Six Steps to Planning an Effective English Language Lesson

A highly effective English language lesson should be fun and engaging with lots of teacher modeling, guidance, visuals, games and hands-on practice. Every English lesson should include all four modes of language; listening, speaking, reading and writing. Each mode of language uses a different part of the brain. When students use all four modes of language in a lesson, they have more brain power and thus better retention of the skill. Here are six steps for planning an effective English language lesson and productive follow up activities:

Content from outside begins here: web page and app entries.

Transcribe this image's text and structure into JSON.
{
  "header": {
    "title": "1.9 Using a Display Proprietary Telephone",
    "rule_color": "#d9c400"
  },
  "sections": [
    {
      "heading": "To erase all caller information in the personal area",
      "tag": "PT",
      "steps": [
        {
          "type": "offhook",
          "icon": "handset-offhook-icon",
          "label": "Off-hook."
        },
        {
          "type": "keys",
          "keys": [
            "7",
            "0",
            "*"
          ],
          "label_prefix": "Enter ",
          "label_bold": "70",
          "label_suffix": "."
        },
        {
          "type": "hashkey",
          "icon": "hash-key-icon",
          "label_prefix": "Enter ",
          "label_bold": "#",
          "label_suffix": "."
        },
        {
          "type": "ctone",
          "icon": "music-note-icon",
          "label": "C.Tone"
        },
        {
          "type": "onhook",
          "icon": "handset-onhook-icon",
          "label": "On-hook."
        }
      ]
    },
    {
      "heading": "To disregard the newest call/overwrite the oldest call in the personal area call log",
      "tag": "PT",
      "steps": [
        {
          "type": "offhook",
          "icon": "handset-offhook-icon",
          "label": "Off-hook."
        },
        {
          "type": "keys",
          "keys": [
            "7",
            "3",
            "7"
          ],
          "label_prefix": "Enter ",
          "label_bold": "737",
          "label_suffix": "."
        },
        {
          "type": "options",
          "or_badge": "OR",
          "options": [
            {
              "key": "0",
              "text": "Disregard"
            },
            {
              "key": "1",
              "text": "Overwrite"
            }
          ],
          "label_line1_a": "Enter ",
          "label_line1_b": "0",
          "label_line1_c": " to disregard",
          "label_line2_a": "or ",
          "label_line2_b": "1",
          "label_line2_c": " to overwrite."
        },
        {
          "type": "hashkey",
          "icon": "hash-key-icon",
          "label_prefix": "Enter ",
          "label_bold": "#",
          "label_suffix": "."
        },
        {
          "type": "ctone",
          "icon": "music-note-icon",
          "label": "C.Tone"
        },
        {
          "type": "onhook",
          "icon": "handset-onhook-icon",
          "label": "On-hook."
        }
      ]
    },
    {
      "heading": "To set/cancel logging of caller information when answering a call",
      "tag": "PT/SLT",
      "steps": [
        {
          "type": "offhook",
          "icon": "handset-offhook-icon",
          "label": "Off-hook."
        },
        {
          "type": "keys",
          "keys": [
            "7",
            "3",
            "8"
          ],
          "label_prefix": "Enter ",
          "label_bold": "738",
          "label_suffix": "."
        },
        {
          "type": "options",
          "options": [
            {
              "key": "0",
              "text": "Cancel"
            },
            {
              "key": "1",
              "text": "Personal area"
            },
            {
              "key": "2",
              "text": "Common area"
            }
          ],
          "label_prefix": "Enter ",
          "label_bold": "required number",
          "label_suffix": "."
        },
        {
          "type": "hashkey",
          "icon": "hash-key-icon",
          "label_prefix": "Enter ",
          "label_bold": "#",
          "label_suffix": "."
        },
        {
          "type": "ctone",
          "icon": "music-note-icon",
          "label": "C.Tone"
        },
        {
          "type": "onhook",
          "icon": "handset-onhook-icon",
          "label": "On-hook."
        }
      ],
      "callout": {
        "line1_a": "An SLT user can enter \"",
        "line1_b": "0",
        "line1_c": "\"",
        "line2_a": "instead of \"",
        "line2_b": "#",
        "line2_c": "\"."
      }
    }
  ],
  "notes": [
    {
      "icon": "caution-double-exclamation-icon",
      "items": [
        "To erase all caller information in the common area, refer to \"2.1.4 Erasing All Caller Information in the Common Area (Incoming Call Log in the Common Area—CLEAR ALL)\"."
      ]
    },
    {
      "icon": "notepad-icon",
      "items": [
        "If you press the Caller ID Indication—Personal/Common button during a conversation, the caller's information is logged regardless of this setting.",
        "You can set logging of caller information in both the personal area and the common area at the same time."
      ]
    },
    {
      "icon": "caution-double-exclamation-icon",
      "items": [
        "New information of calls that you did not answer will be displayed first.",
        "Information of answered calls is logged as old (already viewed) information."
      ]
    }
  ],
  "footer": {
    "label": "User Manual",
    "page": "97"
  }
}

  1. Objective: Decide which specific language words and skills the students need to learn and practice. You can look at the Common Core Language standards to get some ideas.
  2. Materials: Gather and prepare materials to use with the lesson. These might include word and picture cards, stories, hands-on items, posters, videos, games, writing and drawing supplies, and/or white boards.
  3. Introduction: How will you introduce the lesson objective in a comprehensible and memorable way? Stories, videos and colorful posters showing examples of the language skill are perfect to use for an introduction.
  4. Guided Practice: Plan an activity which will engage students in the skill as the teacher supports and coaches. Reading, sorting, matching, talking, playing a game, drawing and writing are good ways to practice the skill with teacher guidance.
  5. Independent Practice: Prepare an activity which will engage students so they can continue to practice the skill independently or with a small group of students. Card games, board games and digital games are great activities for independent practice, because they are engaging, easy to differentiate and provide repeated practice.
  6. Writing: Plan a writing activity that can begin in guided practice and continued in independent practice. Writing is usually the most difficult of the four modes of language, so it’s important to provide students with many opportunities to write. Writing is one of the most differentiated activities, because students will write from their own personal experience and at their differing language levels. Instead of giving students a worksheet to fill in, have them write and illustrate their own meaningful sentences using the words or skills they have learned.

Here is the first in a series of English language lessons I created in response to many teacher requests. Click here to download a blank lesson planning page.